Project Investigator(s): 
Michelle Scherer, Drew Latta, David Cwiertny, UI Department of Civil and Environmental Engineering
Susie Dai, State Hygienic Laboratory at the University of Iowa

This project will address the issue of lead, copper, and arsenic in small community drinking water systems. Lead, copper, and arsenic are regulated in drinking water under the Safe Drinking Water Act (SDWA) due to their toxicity to human health. Over the last five years, 41 water systems in Iowa have exceeded the action level for Pb in their drinking water and 22 have exceeded the maximum contaminant level (MCL) for arsenic (impacted population = 23,393). This project will be a collaboration of CHEEC, the State Hygienic Laboratory, and IIHR-Hydroscience & Engineering to collect, analyze and map available Pb, Cu and As data from small community drinking water systems in Iowa, as well as identify twenty small communities to survey and measure Pb, Cu, and As, water quality parameters, and treatment methods. The goal is to make Pb, Cu, and As data easily accessible to communities and to provide recommendations to communities on how to avoid future Pb, Cu, and As releases to their water.

Project Results: 

Since the Flint, Michigan, water crisis, public attention to the health effects of lead (Pb) and copper (Cu) in drinking water has increased. Unlike large water systems, small and medium-sized water systems are not required to provide corrosion control treatment under the U.S. EPA's Lead and Copper Rule (LCR). About 93% of Iowa’s public water systems are either small or very small water systems. Corrosion control treatment is only required in these smaller systems if the action levels for Pb and Cu are exceeded. The lack of continuous corrosion control treatment endangers the public health of consumers in these communities. Several water quality parameters, such as high chloride levels, low pH levels, high nitrate in pipes, household piping materials, type of water source, and treatment methods, are suspected to contribute to elevated concentrations of Pb and Cu. To explore potential causes of elevated concentrations of Pb and Cu, we are analyzing available Pb and Cu data for small community water systems in Iowa. Our goal is to provide a publicly accessible database as well as evaluate potential causes of elevated concentrations of Pb and Cu in Iowa drinking water. We hope the analysis will help inform and educate communities on how to keep their drinking water safe.

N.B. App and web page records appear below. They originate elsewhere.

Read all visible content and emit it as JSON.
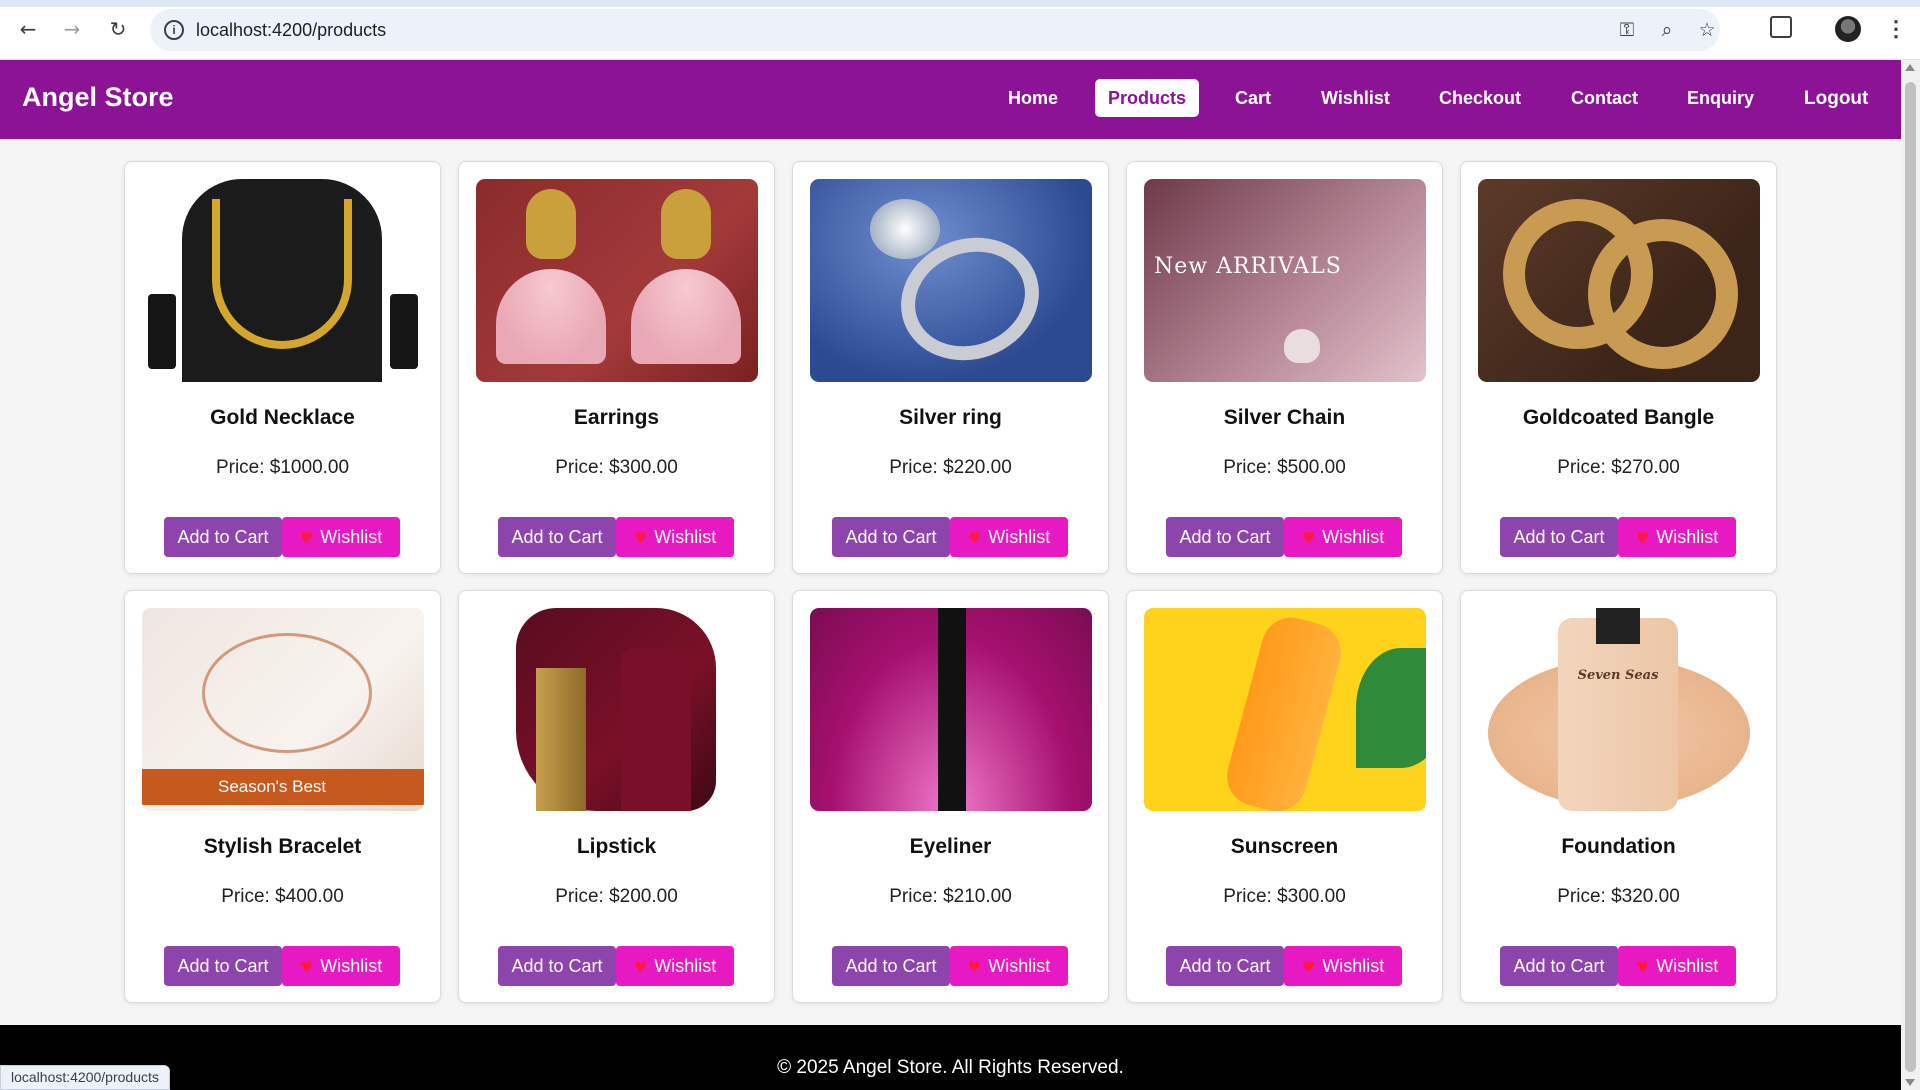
{
  "browser": {
    "url": "localhost:4200/products",
    "status_url": "localhost:4200/products"
  },
  "header": {
    "brand": "Angel Store",
    "nav": [
      "Home",
      "Products",
      "Cart",
      "Wishlist",
      "Checkout",
      "Contact",
      "Enquiry"
    ],
    "active_nav": "Products",
    "logout": "Logout"
  },
  "products": [
    {
      "name": "Gold Necklace",
      "price": "$1000.00"
    },
    {
      "name": "Earrings",
      "price": "$300.00"
    },
    {
      "name": "Silver ring",
      "price": "$220.00"
    },
    {
      "name": "Silver Chain",
      "price": "$500.00"
    },
    {
      "name": "Goldcoated Bangle",
      "price": "$270.00"
    },
    {
      "name": "Stylish Bracelet",
      "price": "$400.00"
    },
    {
      "name": "Lipstick",
      "price": "$200.00"
    },
    {
      "name": "Eyeliner",
      "price": "$210.00"
    },
    {
      "name": "Sunscreen",
      "price": "$300.00"
    },
    {
      "name": "Foundation",
      "price": "$320.00"
    }
  ],
  "labels": {
    "price_prefix": "Price: ",
    "add_to_cart": "Add to Cart",
    "wishlist": "Wishlist"
  },
  "image_text": {
    "chain_arrivals": "New ARRIVALS",
    "bracelet_banner": "Season's Best",
    "foundation_brand": "Seven Seas"
  },
  "footer": {
    "text": "© 2025 Angel Store. All Rights Reserved."
  },
  "colors": {
    "brand": "#8c1296",
    "cart_button": "#8e44ad",
    "wishlist_button": "#e619c2"
  }
}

The researchers are currenlty implementing the EPA method for measuring Pb/Cu and have collected public data available on Pb/Cu in Iowa drinking water systems. A database on Pb/Cu levels has been developed and can generate maps of Pb/Cu (and arsenic) exceedances in the state of Iowa. During fall 2018, the researchers will be sampling water systems in selected 20 communities.